to be an effective departmental advocate, but also able to demonstrate a willingness to put campus- or school-
wide priorities over personal or departmental interests when appropriate. The chair needs to recognize the limits of argument and persuasion and when to yield or concede issues. This does not mean compromising principles, but it does mean understanding the balance between authority and principle. Sustained conflict is not an asset to the chair-dean relationship. Finally, because the chair has the advantage of knowledge of local detail and culture, it can be tempting to overstate a case in order to win a concession or gain resources. In the long run, however, accurate and honest assessment is best.
Moving to a more personal dimension, knowing when and how to approach the dean with a special request or
to discuss an important matter can be a factor in the ultimate success of the visit. Knowing how the dean prefers to be approached-formal meeting appointments, drop-by visits, invitations to coffee or lunch-can set the tone for the meeting. Chairs who are on good terms with the dean's staff have the advantage of seeding their ideas through others who have ready access to the dean and to ask whether a given time is a good one to approach the dean. Chairs may learn from the dean's assistant or secretary when the dean is very busy and occupied with a special project, when the dean has had an unpleasant encounter with someone, or when the dean is having a difficult day for any reason. Unless the visit is a true emergency, these situations indicate that another day or another time might prove more productive or successful.

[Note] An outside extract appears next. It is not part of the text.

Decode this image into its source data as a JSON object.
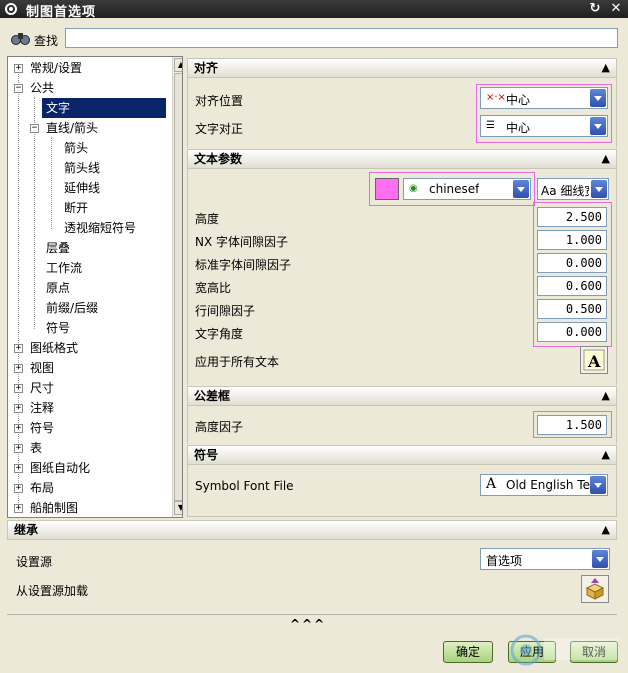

Many of the suggestions here may be simple common sense. However, over the course of our combined 27 years of chair experience, we have seen these issues arise again and again. Favorable interaction with the dean is sometimes challenging, sometimes troubling, and must be productive and mutually valuable. So we have created our "Ten Do's"and "Ten Don'ts" lists.
Almost ten do's:
* Protect the investment of the institution in its faculty; mentor, support, and advise them well.
* Respond to the needs and priorities of the dean.
* Provide positive accomplishments and achievements in the department's success.
* Publicly thank the dean for creative and positive accomplishments and wise investments.
* Respond quickly and earnestly to requests for information, data, or otherwise.
* Provide data that facilitates the dean's interactions with higher administration.
* Provide stories, vignettes, or anecdotes that personalize the department and provide positive perspectives on the faculty and students.
* Alert the dean early to potential problems, adverse publicity, or growing hazards.
* Don't overspend or over commit budgets and allocations.
* Don't overstay your welcome in the dean's office.
* Don't repeat requests excessively.
* Don't demand additional resources or concessions.
* Don't regularly violate the chain of command or your institutional protocols.
* Don't provide surprises and unanticipated conflicts.
* Don't be argumentative and judgmental.
* Don't encourage student visits en masse or more public demonstrations of antipathy.
* Don't aver your requests while panning the requests or resources of others.
* Don't misrepresent facts, statistics, or situations for the purpose of gain.
Finally, enjoy the opportunity to build your department and get the most from the resources you have.
Where resources are in short supply, imagine out-of-the-box solutions that can favorably impress your dean with your cleverness and resourcefulness.
Published online in Wiley InterScience (www.interscience.wiley.com).